Microsoft Can Retain Control of Zeus Botnet Under Federal Court Order

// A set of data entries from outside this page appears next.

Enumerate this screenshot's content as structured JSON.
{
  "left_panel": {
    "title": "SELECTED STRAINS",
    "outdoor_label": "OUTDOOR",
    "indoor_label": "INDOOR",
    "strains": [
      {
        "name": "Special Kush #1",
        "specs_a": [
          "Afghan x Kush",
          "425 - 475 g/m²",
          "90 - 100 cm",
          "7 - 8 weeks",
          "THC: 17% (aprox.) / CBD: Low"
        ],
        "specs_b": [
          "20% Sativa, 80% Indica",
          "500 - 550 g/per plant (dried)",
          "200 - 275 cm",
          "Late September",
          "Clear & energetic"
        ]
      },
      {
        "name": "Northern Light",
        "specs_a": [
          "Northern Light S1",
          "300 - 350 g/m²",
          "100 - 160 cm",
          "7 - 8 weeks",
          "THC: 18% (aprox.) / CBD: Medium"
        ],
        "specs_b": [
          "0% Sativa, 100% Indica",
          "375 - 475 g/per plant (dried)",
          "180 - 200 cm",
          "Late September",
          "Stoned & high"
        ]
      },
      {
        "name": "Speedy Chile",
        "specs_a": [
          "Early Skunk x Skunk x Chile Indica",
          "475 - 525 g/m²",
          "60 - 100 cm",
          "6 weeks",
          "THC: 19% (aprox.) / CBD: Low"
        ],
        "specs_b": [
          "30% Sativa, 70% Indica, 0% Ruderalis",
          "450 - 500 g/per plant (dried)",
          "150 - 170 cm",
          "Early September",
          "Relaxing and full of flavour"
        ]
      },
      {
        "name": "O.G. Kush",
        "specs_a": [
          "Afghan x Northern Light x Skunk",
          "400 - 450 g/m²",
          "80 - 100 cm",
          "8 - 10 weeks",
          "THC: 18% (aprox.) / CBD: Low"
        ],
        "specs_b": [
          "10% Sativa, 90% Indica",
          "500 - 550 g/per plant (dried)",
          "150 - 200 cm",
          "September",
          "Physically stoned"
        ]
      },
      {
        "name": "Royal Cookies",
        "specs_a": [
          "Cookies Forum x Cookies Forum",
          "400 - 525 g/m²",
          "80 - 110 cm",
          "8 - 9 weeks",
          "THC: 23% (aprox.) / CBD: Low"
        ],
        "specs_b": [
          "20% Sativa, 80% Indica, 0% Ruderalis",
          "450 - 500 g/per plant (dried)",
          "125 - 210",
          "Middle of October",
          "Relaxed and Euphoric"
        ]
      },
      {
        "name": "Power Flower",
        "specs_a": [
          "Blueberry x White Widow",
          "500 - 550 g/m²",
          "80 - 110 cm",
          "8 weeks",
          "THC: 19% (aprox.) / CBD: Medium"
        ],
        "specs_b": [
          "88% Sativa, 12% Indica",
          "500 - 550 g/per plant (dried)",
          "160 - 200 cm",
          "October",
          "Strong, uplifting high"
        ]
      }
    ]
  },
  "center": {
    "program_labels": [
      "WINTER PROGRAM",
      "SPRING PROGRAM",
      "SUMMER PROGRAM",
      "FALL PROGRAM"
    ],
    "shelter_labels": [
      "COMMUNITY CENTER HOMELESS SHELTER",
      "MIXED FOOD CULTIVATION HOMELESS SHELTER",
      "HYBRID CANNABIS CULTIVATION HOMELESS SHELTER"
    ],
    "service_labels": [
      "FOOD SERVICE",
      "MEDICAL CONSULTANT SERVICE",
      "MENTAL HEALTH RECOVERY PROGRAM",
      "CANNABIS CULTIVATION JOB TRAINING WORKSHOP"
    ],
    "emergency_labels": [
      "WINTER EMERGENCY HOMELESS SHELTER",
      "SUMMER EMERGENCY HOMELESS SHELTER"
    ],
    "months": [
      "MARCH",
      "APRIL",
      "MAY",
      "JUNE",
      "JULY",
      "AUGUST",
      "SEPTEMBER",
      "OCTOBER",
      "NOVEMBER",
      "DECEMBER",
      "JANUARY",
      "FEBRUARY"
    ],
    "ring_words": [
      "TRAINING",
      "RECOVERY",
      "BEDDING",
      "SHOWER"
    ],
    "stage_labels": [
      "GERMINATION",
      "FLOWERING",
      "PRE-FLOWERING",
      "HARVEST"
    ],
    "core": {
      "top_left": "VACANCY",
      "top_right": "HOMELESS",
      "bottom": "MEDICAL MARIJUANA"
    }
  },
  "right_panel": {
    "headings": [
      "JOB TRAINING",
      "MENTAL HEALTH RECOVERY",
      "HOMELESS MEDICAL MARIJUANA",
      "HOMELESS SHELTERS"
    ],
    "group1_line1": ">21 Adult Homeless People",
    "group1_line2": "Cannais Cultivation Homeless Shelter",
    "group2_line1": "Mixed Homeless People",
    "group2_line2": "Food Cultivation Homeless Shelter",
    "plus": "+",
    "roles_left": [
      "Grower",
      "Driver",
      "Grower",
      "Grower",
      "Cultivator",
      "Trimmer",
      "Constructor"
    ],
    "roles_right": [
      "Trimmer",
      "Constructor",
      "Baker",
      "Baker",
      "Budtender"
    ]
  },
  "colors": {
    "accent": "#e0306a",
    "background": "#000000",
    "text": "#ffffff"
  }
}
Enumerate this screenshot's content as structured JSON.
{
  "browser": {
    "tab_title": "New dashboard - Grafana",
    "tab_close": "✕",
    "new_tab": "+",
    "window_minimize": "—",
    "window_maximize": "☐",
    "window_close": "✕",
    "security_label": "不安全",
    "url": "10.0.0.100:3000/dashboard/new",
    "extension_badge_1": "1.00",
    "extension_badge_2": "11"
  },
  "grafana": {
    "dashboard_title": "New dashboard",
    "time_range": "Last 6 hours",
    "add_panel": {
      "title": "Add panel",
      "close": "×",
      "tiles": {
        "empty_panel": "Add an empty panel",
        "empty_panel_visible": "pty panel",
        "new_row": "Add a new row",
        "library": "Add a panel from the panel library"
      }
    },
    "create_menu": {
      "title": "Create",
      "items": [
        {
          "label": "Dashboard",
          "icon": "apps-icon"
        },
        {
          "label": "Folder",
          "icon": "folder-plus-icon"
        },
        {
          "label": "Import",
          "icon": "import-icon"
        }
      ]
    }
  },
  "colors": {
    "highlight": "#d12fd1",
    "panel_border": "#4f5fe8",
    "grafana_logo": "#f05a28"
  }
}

A federal court grants Microsoft permission to keep two major Zeus banking fraud botnets down for the next two years to allow more time to clean up trojan-infected computers.Microsoft won a court order on Nov. 28 to allow the company and its financial-services partners to continue to administer command-and-control servers for two Zeus botnets that had been shut down by the company's legal and technical campaign in March 2012. The motion for a default judgment, which was granted by the U.S. District Court in the Eastern District of New York, gives Microsoft and the National Automated Clearing House Association (NACHA) an injunction that allows the companies to keep the two Zeus botnets and their associated domains disabled for another 24 months. The original takedown, codenamed Operation b71, seized command-and-control servers in Pennsylvania and Illinois and disrupted the online-fraud networks. "This additional time will allow Microsoft to continue to work with Internet service providers and Computer Emergency Response Teams (CERTs) to clean those computers that are still infected with the malware," Richard Boscovich, senior attorney for Microsoft's Digital Crimes Unit, said in an email interview. Zeus is perhaps the best known of a class of programs known as banking trojans, designed to silently compromise a victim's computer and allow an attacker to record banking credentials and piggyback on the user's online financial sessions to steal money. Overall, Zeus is an infection framework that allows attackers to create malware and spread it using spam campaigns. In addition, the toolkit includes server software to manage the resulting network of compromised machines or botnet.
The takedown effort appeared to have a substantial impact on the spread of Zeus as the foundation of cyber-criminals botnets: Attempts at infecting systems with Zeus fell by more than half to 336,000 for a single week in June, from 780,000 for a week in early March.